As more U.S. companies struggle to stay afloat in a global economy, the future looks ominous for unions. They just don’t work well in a global economy, and that’s the future.
Unionized government workers account for more than half of the union losses, or about 234,000 union jobs. After accumulating about $6 trillion in public debt over the past four years, the federal government is no longer handing out stimulus grants to state and local governments like Halloween candy. This means that all of those extra government workers that were hired with grant money have to be cut loose in a bad economy.
During the recent anemic so-called economic recovery, the private sector has added jobs, which at one time would have produced a slight increase in union jobs. Not anymore. Union membership fell from 6.9 percent to 6.6 percent in the private sector during the lack-luster economic recovery” as companies tightened their payrolls and cut corporate fat. Job growth, while moderate, has generally taken place at nonunion firms.
"To employers, it's going to look like the labor movement is ready for a knockout punch," said Gary Chaison, professor of industrial relations at Clark University in Worcester, Mass. "You can't be a movement and get smaller."
While “knockout punch” may be somewhat strong verbiage, taxpayers are certainly showing less compassion and tolerance for union strikes and most believe union pension plans are scandalous and collectively unsustainable.
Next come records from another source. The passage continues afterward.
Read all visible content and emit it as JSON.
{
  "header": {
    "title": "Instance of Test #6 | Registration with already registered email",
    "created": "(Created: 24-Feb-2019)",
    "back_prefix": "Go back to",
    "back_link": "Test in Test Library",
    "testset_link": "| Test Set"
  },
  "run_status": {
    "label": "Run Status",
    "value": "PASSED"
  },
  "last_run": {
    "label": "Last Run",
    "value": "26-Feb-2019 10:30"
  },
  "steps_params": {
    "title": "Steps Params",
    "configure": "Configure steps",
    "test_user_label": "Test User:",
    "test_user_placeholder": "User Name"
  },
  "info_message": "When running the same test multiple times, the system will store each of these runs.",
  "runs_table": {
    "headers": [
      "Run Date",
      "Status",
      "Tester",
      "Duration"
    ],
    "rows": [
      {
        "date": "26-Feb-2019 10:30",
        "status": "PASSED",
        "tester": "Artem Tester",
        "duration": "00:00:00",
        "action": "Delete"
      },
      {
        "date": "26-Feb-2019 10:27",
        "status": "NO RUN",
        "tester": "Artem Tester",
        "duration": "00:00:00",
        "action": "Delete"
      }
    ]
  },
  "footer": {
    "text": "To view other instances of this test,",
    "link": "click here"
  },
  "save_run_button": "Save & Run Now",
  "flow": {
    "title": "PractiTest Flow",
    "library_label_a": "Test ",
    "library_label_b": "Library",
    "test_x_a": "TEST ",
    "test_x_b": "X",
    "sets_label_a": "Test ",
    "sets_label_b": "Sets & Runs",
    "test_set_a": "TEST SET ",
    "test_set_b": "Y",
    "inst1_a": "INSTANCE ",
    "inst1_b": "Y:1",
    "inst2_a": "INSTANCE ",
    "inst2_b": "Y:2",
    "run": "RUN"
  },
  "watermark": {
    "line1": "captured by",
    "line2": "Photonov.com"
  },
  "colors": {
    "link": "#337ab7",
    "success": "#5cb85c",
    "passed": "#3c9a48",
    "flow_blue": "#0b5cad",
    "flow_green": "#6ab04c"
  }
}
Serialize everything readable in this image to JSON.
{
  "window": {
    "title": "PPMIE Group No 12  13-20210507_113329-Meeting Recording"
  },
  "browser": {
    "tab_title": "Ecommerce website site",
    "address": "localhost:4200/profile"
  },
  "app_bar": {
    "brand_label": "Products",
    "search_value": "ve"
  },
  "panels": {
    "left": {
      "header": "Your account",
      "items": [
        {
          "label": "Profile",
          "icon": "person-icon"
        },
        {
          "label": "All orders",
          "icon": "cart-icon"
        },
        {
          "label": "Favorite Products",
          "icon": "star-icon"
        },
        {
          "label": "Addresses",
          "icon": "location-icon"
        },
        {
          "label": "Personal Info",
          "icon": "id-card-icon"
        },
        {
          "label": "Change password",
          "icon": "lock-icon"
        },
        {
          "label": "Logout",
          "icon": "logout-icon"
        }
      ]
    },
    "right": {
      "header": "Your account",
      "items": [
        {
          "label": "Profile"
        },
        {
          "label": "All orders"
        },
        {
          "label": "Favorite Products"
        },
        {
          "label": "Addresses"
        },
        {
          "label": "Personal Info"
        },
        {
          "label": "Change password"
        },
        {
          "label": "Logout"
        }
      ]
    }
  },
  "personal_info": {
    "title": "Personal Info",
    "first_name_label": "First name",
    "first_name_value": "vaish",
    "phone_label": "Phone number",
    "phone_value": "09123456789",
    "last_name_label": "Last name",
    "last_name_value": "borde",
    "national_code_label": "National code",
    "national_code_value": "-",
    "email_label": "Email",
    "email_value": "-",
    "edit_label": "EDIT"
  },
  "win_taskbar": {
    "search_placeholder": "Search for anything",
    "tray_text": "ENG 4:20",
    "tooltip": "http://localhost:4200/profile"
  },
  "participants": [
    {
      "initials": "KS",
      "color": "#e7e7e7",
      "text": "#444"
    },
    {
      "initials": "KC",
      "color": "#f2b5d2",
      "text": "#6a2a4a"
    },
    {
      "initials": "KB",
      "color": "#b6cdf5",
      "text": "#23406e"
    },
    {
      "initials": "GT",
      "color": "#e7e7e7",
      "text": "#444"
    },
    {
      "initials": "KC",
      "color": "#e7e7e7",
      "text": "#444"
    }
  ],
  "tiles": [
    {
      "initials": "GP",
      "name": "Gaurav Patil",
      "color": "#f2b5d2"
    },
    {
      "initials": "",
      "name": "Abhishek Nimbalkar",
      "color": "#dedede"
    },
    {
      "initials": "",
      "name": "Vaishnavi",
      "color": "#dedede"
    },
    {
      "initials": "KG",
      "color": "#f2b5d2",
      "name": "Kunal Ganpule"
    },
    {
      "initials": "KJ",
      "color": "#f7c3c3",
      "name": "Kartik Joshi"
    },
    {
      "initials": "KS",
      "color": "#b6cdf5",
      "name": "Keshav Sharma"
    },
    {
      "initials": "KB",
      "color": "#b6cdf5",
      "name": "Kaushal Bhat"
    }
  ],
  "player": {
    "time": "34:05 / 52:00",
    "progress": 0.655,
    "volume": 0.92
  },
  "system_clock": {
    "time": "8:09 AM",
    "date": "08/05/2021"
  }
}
Public animosity over last year’s Chicago teachers strike and failed recall of Wisconsin’s Gov. Scott Walker, who restricted union bargaining, are testimony to a shift in public opinion against unions. Wisconsin shed about 46,000 union members last year, mostly in the public sector. Government workers make up about 51 percent of all union workers.
In Indiana, a new right-to-work law that took effect last March shrank union membership in that state by 56,000 members.
Unions have long been allowed to force workers to pay union dues even if they didn’t want to join their organization. Wisconsin, Michigan and Indiana killed that golden goose legislation and more states are considering introducing similar right-to-work laws - a clear sign of union fatigue in an increasingly global marketplace.
Meanwhile, older union workers are not being replaced by young union members at traditional rates as more U.S. governments and companies shift to automation, outsourcing and nonunion labor in order to compete with companies in Europe, Asia, South America.
It is the future, it is the way forward - like it or not.
This opinion article was written by an independent writer. The opinions and views expressed herein are those of the author and are not necessarily intended to reflect those of DigitalJournal.com